The questions you raise ARE the question that need to be raised at town halls. But not with guns. Screaming and refusing to listen are not what I would call a civil debate. If what I saw were reasoned arguments, I would have written something else.

I'm flattered that you would think my blog worth the trouble of your comment. I know there are plenty of sources where you can find the answers to your questions.

Molly said...

What baffles me is how we can be expected to find solutions to our problems if, when a serious solution is offered, it is met with weapons and Hitler photos rather than reasoned debate.

Is the system broken? You bet. How do I know? I've worked with the executives of a very large health insurance company on the issues in their claims department.

Is the Democratic plan the best plan ever? I doubt it. Is it a genuine effort to make needed changes? I believe it is. And I have yet to hear of an intelligent, detailed alternative.

As a Republican-in-exile, hoping someday to return to the party once it becomes sane again, I grow ever more tired of screaming "NO" and name calling as the party's contribution to our national debate on critical issues.

One doesn't have to be "in the tank" for the DNCC to think that a genuine policy initiative has more going for it than the old politics of paranoia.

Art Deco said...

I think there was a meeting in Phoenix where picketers milled about outside with weapons (to make some sort of 2d amendment point, I think). Not that important.

As for people 'screaming', there are folk in positions of authority who are very practiced at deflecting people. They do not if they can help it utter a candid word. Civil discussion with such people is a non-starter. Whether the public officials in question are this type I cannot say; you are familiar with the type because this type is abnormally common among the clergy. Lawyers may be able to mess with their heads enough in a civil manner to get them to say something forthright, but ordinary people are left with the Morton Downey method: get them upset and off-balance and then they tell you what they really think.


I am not sure how many papers have been submitted to journals on medical bankruptcy.
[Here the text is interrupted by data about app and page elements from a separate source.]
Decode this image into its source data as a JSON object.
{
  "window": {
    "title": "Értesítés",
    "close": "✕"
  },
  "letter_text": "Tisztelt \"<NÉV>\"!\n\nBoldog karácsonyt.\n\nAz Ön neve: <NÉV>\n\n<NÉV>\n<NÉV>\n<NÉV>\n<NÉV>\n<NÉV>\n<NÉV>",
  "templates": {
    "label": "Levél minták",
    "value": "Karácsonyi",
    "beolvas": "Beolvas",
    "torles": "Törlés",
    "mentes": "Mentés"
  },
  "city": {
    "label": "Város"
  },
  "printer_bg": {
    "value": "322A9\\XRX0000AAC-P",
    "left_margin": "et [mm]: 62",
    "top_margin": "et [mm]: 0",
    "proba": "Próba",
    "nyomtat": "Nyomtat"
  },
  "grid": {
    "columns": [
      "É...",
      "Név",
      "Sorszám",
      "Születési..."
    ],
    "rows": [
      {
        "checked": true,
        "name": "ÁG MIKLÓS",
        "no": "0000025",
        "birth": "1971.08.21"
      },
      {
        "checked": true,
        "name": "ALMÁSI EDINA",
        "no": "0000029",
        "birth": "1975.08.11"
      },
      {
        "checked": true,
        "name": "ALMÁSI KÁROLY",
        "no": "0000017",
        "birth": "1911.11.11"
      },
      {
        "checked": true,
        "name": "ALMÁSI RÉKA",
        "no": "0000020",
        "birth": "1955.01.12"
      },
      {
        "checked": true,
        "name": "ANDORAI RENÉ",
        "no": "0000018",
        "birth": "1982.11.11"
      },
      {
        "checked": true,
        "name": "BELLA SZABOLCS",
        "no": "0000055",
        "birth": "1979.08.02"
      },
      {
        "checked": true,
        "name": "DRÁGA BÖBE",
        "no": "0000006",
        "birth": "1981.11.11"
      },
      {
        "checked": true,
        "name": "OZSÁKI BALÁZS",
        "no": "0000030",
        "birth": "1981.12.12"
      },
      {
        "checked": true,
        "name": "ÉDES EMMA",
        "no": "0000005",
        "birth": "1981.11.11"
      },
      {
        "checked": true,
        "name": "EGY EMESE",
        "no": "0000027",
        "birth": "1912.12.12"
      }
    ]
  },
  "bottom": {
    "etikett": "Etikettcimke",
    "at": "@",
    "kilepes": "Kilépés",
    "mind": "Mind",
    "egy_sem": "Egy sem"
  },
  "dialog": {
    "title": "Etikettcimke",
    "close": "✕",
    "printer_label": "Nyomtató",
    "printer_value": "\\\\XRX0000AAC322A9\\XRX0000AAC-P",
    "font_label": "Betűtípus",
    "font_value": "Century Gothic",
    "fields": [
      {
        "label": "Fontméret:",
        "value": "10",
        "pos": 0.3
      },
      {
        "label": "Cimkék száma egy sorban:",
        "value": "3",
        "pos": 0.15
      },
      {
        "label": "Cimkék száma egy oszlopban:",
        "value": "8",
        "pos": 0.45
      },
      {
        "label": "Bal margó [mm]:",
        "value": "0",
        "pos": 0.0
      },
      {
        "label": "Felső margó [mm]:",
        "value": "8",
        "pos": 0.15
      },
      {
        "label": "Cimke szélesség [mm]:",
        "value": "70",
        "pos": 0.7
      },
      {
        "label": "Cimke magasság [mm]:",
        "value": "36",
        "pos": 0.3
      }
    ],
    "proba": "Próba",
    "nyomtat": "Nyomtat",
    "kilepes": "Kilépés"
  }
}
In the one I have seen referred to in fora such as these (and which I have read), the subfraction of their sample the authors classified as 'medically bankrupt' had $18,000 in unpaid medical bills out of $180,000 of total liabilities.
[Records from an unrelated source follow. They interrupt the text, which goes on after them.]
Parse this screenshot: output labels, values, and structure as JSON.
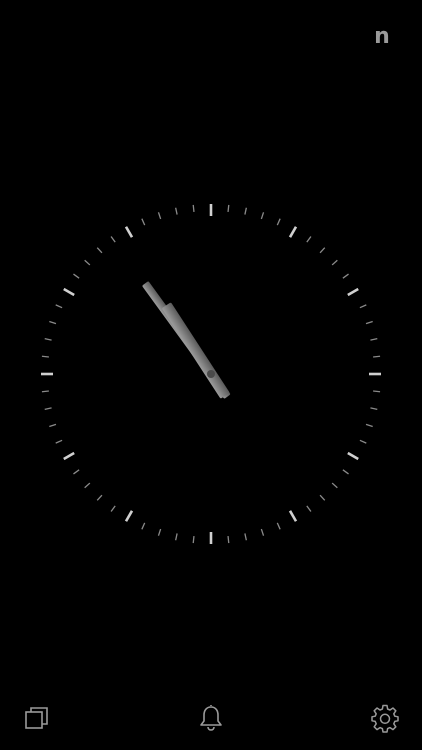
{
  "header": {
    "logo_text": "n"
  },
  "clock": {
    "time_hours": 10,
    "time_minutes": 54,
    "colors": {
      "background": "#000000",
      "tick_minor": "#8a8a8a",
      "tick_major": "#d0d0d0",
      "hand": "#6e6e6e",
      "hand_highlight": "#9c9c9c"
    }
  },
  "toolbar": {
    "items": [
      {
        "name": "copy-windows-icon"
      },
      {
        "name": "bell-icon"
      },
      {
        "name": "gear-icon"
      }
    ],
    "icon_color": "#9a9a9a"
  }
}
About 15% of the population is uninsured, a figure which has been stable for a generation. Some portion of these are eligible for Medicaid but have not enrolled and some portion are illegal aliens.

You complain about how uninformed people are. The thing is, only about a quarter of the population pays much attention to public affairs. Public discussion is bound to be messy for this reason alone. Another problem is that the legislation itself is hopeless. It is quite impossible for anyone to be well-informed. Even schematic representations of the institutional infrastructure and options created by the legislation are hopelessly rococo. You can expect people to listen to the President and Henry Waxman and just give them what they want; that expectation would be unreasonable, even if these two men were all that trustworthy.

I should note in this context that Singapore has had (by many accounts) a fairly successful run with a system which conjoined public insurance (over a high deductaible) with medical savings accounts funded through payroll deductions. Economy in the delivery of medical care is achieved in part by interactions between physicians and patients for whom costs are transparent (as they were in this country prior to 1942). Why do you suppose the president did not propose that?

Laura Toepfer said...

Art Deco,

I respect that you hold a different opinion and that from the sources you have seen you come to different conclusions from the ones I have drawn from the sources I know.

I'm writing this only to say that, again, I'm amazed and flattered you would bother to comment on my little blog. This is not a forum where I'm going to spend a lot of time on comments other than acknowledging their presence and sticking to the initial entry I write. What you are writing about has gone--not far afield, but away from the original intent of what I thought was a rather innocuous posting.

Thank you again, and I hope you can find a place where you can engage fully in this meaty debate.